Ghests in the galaxyEdit
- "Herald, I bartered away small hunt trophies. Two ghest skins, rack of horax teeth."
- ―Qyzen Fess
The Trandoshan hunter Qyzen Fess, who lived during the Cold War between the Republic and the Sith Empire, hunted several ghests during his career. Over three thousand years later, by 8 ABY, at least one ghest had been transplanted to the planet Danoor in the Kathol Outback region of the galaxy. The ghest lived in the murky rainwater that filled a series of durasteel tunnels once used as an irrigation system for farmland but abandoned after the city of Eror Zeen was built on the fields. At one point, the creature attacked several crew members of the New Republic CR90 corvette FarStar while they were making their way through the tunnels with the navigator Makezh. Also during the New Republic's reign, the big-game hunter War'qi claimed to have fought a ghest on Rodia using a BlasTech Firearc49 Speargun, an experience he supposedly enjoyed. The claim was included as a note posted on an entry for the weapon in an arms datalog created by the Corellian arms dealer known as Gundark.
Behind the scenesEdit

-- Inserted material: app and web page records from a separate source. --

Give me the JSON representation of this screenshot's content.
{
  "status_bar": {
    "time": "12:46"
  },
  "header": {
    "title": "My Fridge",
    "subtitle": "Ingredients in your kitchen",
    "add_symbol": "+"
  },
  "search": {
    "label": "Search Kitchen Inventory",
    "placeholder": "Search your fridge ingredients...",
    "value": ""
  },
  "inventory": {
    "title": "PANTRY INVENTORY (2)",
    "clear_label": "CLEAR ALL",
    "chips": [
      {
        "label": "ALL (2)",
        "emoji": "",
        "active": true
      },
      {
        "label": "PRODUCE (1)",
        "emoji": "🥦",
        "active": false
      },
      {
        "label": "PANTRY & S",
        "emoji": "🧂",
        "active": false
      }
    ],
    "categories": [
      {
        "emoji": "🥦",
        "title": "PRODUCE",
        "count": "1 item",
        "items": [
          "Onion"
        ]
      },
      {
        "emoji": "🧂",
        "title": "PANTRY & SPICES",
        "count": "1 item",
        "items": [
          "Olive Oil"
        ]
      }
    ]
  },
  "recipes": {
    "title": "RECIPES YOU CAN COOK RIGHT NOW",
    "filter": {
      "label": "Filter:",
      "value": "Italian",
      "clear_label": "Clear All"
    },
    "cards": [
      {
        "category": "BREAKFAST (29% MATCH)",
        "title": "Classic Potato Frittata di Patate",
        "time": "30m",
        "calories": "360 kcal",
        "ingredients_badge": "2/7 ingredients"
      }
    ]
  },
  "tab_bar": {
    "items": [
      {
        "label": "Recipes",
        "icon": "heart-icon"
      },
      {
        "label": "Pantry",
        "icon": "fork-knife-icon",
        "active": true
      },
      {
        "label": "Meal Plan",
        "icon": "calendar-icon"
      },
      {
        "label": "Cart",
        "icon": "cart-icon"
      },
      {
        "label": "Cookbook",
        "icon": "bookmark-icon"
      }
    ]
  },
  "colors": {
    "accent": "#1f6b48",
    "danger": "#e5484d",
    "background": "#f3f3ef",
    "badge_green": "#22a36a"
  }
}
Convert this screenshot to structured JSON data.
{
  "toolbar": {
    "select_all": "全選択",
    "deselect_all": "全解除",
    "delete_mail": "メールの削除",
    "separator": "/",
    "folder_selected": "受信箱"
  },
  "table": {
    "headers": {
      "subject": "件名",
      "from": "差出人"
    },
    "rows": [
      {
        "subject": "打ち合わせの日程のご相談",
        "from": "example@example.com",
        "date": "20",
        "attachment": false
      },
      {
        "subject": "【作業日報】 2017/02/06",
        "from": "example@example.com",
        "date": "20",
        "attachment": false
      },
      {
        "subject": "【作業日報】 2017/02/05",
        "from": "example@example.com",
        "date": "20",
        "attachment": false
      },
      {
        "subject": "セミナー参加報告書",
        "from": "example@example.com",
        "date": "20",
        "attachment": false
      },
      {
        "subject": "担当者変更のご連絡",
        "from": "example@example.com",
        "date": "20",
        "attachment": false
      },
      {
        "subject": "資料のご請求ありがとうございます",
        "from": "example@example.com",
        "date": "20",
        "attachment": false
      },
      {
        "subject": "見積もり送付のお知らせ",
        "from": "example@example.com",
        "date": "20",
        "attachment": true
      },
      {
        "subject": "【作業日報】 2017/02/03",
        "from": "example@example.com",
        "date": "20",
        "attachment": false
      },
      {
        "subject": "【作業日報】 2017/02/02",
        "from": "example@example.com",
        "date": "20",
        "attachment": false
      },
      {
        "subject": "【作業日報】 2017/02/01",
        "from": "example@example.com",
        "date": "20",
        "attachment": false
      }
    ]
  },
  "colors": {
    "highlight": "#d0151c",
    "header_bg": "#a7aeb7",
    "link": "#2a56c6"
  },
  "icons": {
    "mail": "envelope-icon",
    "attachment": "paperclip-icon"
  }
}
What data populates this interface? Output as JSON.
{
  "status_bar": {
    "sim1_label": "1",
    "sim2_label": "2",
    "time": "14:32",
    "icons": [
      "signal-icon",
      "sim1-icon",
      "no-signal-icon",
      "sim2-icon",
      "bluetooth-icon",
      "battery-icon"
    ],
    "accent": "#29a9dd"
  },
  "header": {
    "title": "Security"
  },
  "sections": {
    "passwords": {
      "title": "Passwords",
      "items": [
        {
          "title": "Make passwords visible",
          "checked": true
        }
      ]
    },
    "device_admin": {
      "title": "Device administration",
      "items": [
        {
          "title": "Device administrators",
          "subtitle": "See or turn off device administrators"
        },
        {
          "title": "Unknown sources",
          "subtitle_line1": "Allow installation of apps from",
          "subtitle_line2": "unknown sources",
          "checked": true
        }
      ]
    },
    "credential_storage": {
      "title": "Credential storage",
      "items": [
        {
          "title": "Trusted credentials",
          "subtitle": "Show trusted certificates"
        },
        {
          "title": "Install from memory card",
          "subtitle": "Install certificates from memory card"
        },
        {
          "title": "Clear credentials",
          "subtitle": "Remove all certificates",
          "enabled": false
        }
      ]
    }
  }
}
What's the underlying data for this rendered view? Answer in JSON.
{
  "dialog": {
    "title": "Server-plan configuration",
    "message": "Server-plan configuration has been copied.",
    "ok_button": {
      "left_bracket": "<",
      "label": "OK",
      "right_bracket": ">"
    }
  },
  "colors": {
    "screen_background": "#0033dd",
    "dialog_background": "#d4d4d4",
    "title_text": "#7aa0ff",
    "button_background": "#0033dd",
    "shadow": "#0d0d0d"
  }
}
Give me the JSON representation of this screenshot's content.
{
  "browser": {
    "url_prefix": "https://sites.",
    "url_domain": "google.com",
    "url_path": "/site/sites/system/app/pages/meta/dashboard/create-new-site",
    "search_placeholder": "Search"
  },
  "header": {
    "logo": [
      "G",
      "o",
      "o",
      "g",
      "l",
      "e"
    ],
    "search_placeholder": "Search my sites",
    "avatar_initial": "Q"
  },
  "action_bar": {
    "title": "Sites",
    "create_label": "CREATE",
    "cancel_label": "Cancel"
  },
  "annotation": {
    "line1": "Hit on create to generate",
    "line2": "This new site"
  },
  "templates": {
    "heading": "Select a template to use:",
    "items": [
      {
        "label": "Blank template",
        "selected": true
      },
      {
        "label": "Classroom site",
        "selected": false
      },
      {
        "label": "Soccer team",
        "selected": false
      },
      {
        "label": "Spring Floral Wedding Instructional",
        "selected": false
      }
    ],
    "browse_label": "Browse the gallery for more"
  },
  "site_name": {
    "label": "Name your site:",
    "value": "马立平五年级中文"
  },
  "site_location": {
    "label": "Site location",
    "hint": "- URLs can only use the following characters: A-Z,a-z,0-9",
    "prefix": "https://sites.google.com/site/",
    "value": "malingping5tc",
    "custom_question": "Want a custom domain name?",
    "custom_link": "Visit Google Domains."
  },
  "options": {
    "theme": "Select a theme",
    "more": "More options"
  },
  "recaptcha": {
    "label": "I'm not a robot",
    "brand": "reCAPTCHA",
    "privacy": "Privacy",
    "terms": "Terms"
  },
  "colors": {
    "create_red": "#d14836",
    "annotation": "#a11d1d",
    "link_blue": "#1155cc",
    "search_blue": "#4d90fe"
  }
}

Ghests were first mentioned in Creatures of the Galaxy, a sourcebook released in 1994 for West End Games' Star Wars: The Roleplaying Game. Ghests were first designed by Peter Venters, who created the illustration shown in the book, which was then given to writer Chuck Truett so he could create the creature's backstory and rules based on the image. Ghests also made an appearance in The Kathol Outback adventure Galaxy's Edge, released in 1996, in which one was illustrated by Dan Day and David Day. In the adventure, a ghest attacks the players, although they are left with the decision of whether to kill it or simply escape from it, with no preferred method indicated.
- Creatures of the Galaxy (First mentioned)
- Alliance Intelligence Reports
- The Kathol Outback
- Star Wars: The Roleplaying Game, Second Edition, Revised and Expanded
- Shadows of the Empire Planets Guide
- Gundark's Fantastic Technology: Personal Gear
- The Essential Guide to Planets and Moons
- The Official Star Wars Fact File 13 (BOU12, Bounty Hunters – Greedo)
- The Complete Star Wars Encyclopedia
Notes and referencesEdit
- ↑ 1.00 1.01 1.02 1.03 1.04 1.05 1.06 1.07 1.08 1.09 1.10 1.11 1.12 1.13 1.14 1.15 1.16 1.17 1.18 Creatures of the Galaxy, pp. 28–29
- ↑ The Complete Star Wars Encyclopedia, Vol. I, p. 338 ("ghest")
- ↑ 3.0 3.1 3.2 3.3 The Essential Guide to Planets and Moons, p. 159
- ↑ 4.0 4.1 4.2 The Kathol Outback, pp. 92–93
- ↑ 5.0 5.1 5.2 Shadows of the Empire Planets Guide, p. 7
- ↑ Star Wars: The Roleplaying Game, Second Edition, Revised and Expanded, p. 223
- ↑ Shadows of the Empire Planets Guide, p. 17
- ↑ Alliance Intelligence Reports, p. 33
- ↑ Shadows of the Empire Planets Guide, p. 21
- ↑ Star Wars: The Old Republic—Conversation with Qyzen Fess: "The Scorekeeper's Lesson"
- ↑ The Essential Reader's Companion, p. 293
- ↑ Gundark's Fantastic Technology: Personal Gear, p. 30